Yesterday I had the distinct pleasure of meeting with Stephanie Stuckey, CEO of Stuckey’s, the classic roadside business famous for pecan logs, and a board member with the Society for Commerical Archeology. We had met at the Miles of Possibility Conference where she was the keynote speaker. At that time I had shared information about the new innovative self guided, narrated historic walking tour in Kingman, Arizona that had been developed by Kingman Main Street and invited her to Kingman for a guided tour.

The walking tour project had first been proposed after an interesting presentation about QR codes at the 2014 International Route 66 Festival in Kingman. Selling the idea took more time than the fund raising, research and development of phase one.

Apathy. A lack of leadership and vision. Factions. Failure to build cooperative partnerships. These were just a few of the obstacles that we had to overcome to transform an idea into a reality.

The issues encountered with this project aptly illustrate why some communities with limited resources or attractions successfully utilize tourism as a catalyst for economic development and historic revitalization, and others with nearly unlimited opportunity languish. That was the focal point of my presentation at the Miles of Possibility Conference.

And in 2022, for the first time since 2019 we embarked on an epic odyssey of nearly 4,000 miles through the heartland. Aside from visiting old friends and speaking at the Miles of Posibility Conference in Pontiac, Illinois, and we did some research and exploration along Route 66 as well as in Missouri, Kansas and Arkansas.

To plagiarize a bit of classic literature, that trip was the best of times, and it was the worst of time. Issues with renting car, a new reality, an injury sustained by my dearest friend, soaring gas prices, and a nightmare motel experience in Russellville, Arkansas are counted among the low points.

Highlights included discovering new restaurants, motels, museums and highways that we can recommend. There were some long overdue reunions with friends. We met some interesting people, were introduced to some new ideas and technologies, and had the opportunity to tell people where to go as well as share America’s story. And just as with BC (before COVID) era, there was ample opportunity to start booking engagements for the new year.

With few exceptions 2022 was a good year for the Jim HInckley’s America team.
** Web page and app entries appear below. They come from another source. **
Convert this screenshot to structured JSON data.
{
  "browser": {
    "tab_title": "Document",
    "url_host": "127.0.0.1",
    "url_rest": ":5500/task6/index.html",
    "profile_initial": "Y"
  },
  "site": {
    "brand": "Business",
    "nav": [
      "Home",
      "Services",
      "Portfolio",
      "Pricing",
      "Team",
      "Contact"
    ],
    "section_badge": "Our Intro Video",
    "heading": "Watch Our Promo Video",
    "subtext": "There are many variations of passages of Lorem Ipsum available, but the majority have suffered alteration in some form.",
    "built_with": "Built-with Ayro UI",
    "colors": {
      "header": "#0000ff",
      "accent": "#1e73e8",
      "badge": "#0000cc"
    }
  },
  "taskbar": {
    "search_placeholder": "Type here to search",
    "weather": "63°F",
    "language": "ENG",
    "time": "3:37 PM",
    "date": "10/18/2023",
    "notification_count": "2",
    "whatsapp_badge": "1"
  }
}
As always there was room for improvement, and that is one reason I evaluate the old year as a new one dawns.

So, here we are on the cusp of a new year filled with new opportunities. Are you excited?